Thus there is yet another paradox about the human ability to reason deductively: those who are best at logical reasoning often use it—as the rest of us use illogic—to get where they want to go, rather than where reason would naturally lead them. [Morton Hunt, The Universe Within, 128-130]
What cognitive science has discovered in research accords with the experience of everyday life. Anyone who attempts to change people’s minds on any issue that is important to them will quickly find how difficult it is. The reason for this is quite simple: most people make up their minds based on their sentiments, and so they are impervious to logic. It is Pareto’s “residues” that are critical in determining belief and conduct, not the theories of philosophers and social thinkers, which are mere “derivations.” As Pareto himself puts it:

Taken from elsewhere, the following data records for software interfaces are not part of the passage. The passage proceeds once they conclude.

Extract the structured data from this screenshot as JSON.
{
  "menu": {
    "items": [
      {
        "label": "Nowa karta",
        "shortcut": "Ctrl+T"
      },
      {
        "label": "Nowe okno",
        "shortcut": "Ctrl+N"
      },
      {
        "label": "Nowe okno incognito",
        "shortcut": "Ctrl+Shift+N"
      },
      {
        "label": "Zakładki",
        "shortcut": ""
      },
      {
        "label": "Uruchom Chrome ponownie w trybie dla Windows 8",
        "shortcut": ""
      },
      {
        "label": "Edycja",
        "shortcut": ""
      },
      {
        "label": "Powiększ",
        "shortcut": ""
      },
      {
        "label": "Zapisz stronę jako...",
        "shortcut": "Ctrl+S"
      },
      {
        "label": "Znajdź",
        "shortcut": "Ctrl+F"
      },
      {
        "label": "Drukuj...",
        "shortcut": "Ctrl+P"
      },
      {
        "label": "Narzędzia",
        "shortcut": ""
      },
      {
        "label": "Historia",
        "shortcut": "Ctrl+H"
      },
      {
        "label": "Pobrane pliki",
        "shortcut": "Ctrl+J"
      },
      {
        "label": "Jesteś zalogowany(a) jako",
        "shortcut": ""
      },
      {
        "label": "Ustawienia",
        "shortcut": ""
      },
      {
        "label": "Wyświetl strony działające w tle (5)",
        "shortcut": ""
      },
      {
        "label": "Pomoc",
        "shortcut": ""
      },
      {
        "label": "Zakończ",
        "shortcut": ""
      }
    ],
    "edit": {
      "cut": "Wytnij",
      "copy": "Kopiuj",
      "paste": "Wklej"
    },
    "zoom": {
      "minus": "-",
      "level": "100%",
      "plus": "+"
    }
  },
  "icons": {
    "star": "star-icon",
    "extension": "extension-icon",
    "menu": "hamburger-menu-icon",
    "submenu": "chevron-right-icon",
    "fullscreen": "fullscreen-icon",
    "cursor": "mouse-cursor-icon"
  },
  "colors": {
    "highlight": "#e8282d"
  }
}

Theologians, metaphysicists, philosophers, theorists of politics, law, and ethics, do not ordinarily accept the order indicated [of residues being more important than derivations]. They are inclined to assign first place to derivations. What we call residues are in their eyes axioms or dogmas, and the purpose is just the conclusion of logical reasoning. But since they are not as a rule in any agreement on the derivation, they argue about it till they are blue in the face and think that they can change social conditions by proving a derivation fallacious. That is an illusion on their part. They fail to realize that their hagglings never reach the majority of men, who could not make head or tail to them anyhow, and who in fact disregard them save as articles of faith to which they assent in deference to certain residues. [Mind and Society, §1415]